United States Court of Appeals, Fourth Circuit.


Submitted: Aug. 31, 1989.
Decided: Dec. 7, 1989.

Richard Roy Yost, appellant pro se.


Eric Karl Gould Fiske (Office of the Attorney General of Virginia), for
appellees.
Before PHILLIPS, MURNAGHAN and SPROUSE, Circuit Judges.
PER CURIAM:

Richard Roy Yost, a Virginia inmate, brought this 42 U.S.C. 1983 action
challenging the Central Classification Board's (CCB) decision to maintain his
classification at "C" level, or maximum security, at Bland Correctional Center.
Although Yost's inmate classification score was low enough to qualify him for
reclassification to "B" level custody, the CCB rejected the numerical score
based on an override provision in the classification guideline.

The relevant provision of the guideline states that "an inmate's custody level

will be determined by the score indicated on the applicable score sheet." The
guideline goes on to say, however, that
3

Any inmate who attains a score by use of the above custody assignment scale,
can have his numerical score and subsequent custody classification rejected on
the basis of one or more of the approved overrides listed below.

The CCB's decision to override Yost's score was based upon one of the
enumerated override provisions.
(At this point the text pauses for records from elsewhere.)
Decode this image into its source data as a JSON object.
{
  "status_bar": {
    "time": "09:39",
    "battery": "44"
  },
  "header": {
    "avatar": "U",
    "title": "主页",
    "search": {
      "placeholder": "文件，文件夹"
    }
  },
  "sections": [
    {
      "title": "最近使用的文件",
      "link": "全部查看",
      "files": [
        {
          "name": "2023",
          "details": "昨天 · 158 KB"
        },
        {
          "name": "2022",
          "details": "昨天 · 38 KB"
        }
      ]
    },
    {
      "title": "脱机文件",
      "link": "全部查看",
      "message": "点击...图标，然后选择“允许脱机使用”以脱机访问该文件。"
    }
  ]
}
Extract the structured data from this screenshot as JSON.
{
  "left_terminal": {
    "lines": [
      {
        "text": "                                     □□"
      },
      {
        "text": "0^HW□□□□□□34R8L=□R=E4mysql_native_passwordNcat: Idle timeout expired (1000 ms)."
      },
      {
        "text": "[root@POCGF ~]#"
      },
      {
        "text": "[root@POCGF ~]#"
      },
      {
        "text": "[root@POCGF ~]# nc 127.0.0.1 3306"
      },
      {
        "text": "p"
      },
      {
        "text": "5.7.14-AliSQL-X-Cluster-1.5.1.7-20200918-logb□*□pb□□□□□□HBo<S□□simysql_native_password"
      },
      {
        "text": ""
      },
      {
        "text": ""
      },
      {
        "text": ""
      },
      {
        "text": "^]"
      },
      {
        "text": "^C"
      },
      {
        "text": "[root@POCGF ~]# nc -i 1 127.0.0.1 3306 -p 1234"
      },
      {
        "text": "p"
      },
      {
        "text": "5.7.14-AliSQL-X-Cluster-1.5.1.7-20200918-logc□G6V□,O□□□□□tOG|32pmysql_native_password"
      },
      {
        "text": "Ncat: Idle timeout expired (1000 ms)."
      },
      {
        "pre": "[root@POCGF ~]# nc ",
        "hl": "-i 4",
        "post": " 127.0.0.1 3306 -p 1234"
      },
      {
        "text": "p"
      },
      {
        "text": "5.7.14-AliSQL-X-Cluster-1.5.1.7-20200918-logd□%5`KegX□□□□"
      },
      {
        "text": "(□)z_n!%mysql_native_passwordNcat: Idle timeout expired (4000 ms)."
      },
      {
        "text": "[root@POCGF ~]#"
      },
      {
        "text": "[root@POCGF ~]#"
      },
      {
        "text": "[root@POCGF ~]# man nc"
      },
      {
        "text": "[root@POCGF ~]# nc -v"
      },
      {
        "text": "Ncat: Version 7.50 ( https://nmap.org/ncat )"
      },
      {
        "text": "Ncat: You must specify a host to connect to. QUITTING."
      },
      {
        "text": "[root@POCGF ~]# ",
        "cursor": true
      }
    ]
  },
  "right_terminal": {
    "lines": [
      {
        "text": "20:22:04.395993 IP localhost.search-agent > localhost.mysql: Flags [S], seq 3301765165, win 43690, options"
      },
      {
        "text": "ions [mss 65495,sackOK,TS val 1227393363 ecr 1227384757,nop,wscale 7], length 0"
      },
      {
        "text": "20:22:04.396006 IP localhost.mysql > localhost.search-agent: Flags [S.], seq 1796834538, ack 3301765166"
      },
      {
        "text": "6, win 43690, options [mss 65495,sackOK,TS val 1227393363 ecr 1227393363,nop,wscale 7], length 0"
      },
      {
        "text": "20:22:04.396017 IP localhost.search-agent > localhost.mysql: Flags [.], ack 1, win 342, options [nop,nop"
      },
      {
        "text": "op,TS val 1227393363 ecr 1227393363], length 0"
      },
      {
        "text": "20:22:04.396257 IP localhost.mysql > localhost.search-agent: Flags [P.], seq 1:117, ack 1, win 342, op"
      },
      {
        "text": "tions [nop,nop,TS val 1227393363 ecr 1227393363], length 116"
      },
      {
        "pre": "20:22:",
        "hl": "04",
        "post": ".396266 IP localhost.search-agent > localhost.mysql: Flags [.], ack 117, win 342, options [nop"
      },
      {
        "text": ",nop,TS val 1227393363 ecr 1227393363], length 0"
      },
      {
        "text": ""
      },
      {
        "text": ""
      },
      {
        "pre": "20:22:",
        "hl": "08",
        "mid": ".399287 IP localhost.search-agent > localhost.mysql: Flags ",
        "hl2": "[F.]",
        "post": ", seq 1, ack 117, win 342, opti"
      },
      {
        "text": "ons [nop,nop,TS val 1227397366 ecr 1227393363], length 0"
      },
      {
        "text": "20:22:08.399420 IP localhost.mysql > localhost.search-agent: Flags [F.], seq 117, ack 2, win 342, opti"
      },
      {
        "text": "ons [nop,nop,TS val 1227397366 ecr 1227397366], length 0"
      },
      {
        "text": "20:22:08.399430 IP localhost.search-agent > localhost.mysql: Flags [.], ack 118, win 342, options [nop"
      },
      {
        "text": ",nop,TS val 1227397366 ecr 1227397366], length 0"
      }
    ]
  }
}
Yost is only entitled to due process if he has a protected liberty interest. The
adoption of prison guidelines does not itself create a liberty interest. Hewitt v.
Helms, 459 U.S. 460, 471 (1983). Mandatory language in a guideline may give
rise to a liberty interest, and such language exists in this guideline. However,
the guideline leaves a great deal of discretion, including discretion to override
the enumerated score, with the CCB. Because the guideline does not limit the
CCB's actions to the extent that an inmate could reasonably expect to be
classified based only upon the numerical classification, the guideline does not
create a liberty interest. Kentucky v. Thompson, 57 U.S.L.W. 4531 (U.S. May
15, 1989) (No. 87-1815).

Therefore, we hold that Guideline No. 823 does not create a liberty interest in a
prisoner's classification level. We further hold that the district court correctly
dismissed defendants the Virginia Department of Corrections and the Central
Classification Board on eleventh amendment immunity grounds. Pennhurst
State School & Hospital v. Halderman, 465 U.S. 89 (1984). We dispense with
oral argument because the dispositive issues recently have been decided
authoritatively.

AFFIRMED.